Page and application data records
———
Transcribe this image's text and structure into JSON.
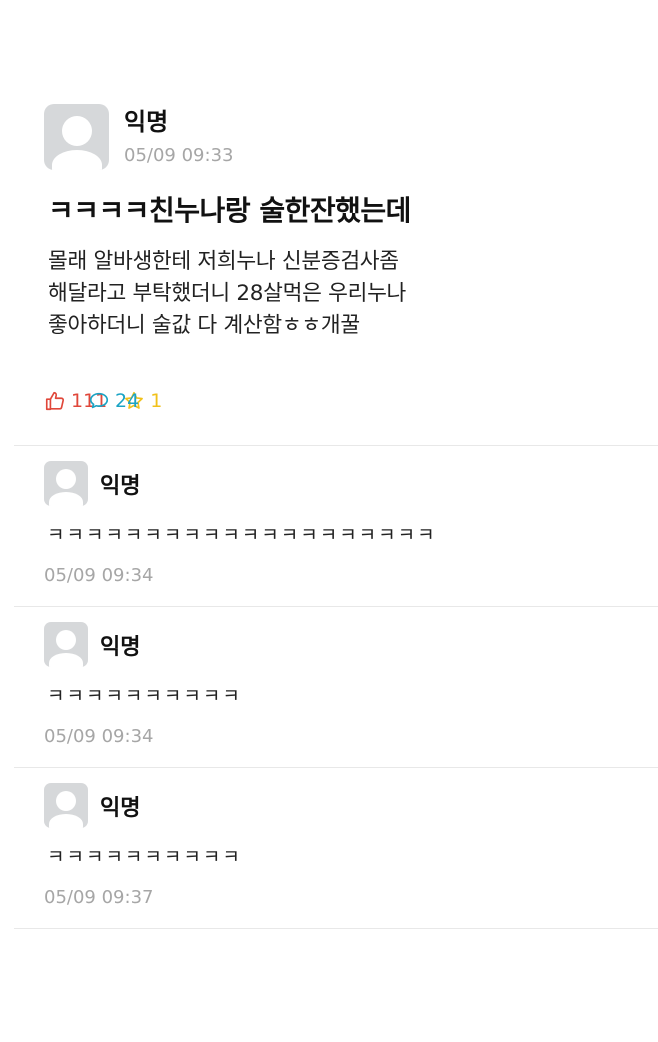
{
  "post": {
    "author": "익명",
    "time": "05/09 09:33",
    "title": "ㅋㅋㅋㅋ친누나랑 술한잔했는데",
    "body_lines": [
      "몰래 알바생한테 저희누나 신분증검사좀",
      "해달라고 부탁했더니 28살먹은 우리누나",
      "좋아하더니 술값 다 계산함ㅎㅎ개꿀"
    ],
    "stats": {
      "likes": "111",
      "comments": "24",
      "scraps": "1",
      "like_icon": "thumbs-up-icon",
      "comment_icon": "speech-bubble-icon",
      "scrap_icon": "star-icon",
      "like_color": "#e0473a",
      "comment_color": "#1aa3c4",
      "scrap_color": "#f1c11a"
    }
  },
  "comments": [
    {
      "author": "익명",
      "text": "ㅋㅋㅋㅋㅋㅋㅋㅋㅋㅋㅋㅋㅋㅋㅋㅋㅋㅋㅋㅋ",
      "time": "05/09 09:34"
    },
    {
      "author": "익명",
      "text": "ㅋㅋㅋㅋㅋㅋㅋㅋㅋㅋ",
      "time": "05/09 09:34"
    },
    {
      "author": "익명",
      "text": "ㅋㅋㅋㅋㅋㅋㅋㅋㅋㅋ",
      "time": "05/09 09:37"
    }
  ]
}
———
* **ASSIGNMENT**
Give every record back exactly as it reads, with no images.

* **COMPLETED TASK**
Transcribe this image's text and structure into JSON.
{
  "post": {
    "author": "익명",
    "time": "05/09 09:33",
    "title": "ㅋㅋㅋㅋ친누나랑 술한잔했는데",
    "body_lines": [
      "몰래 알바생한테 저희누나 신분증검사좀",
      "해달라고 부탁했더니 28살먹은 우리누나",
      "좋아하더니 술값 다 계산함ㅎㅎ개꿀"
    ],
    "stats": {
      "likes": "111",
      "comments": "24",
      "scraps": "1",
      "like_icon": "thumbs-up-icon",
      "comment_icon": "speech-bubble-icon",
      "scrap_icon": "star-icon",
      "like_color": "#e0473a",
      "comment_color": "#1aa3c4",
      "scrap_color": "#f1c11a"
    }
  },
  "comments": [
    {
      "author": "익명",
      "text": "ㅋㅋㅋㅋㅋㅋㅋㅋㅋㅋㅋㅋㅋㅋㅋㅋㅋㅋㅋㅋ",
      "time": "05/09 09:34"
    },
    {
      "author": "익명",
      "text": "ㅋㅋㅋㅋㅋㅋㅋㅋㅋㅋ",
      "time": "05/09 09:34"
    },
    {
      "author": "익명",
      "text": "ㅋㅋㅋㅋㅋㅋㅋㅋㅋㅋ",
      "time": "05/09 09:37"
    }
  ]
}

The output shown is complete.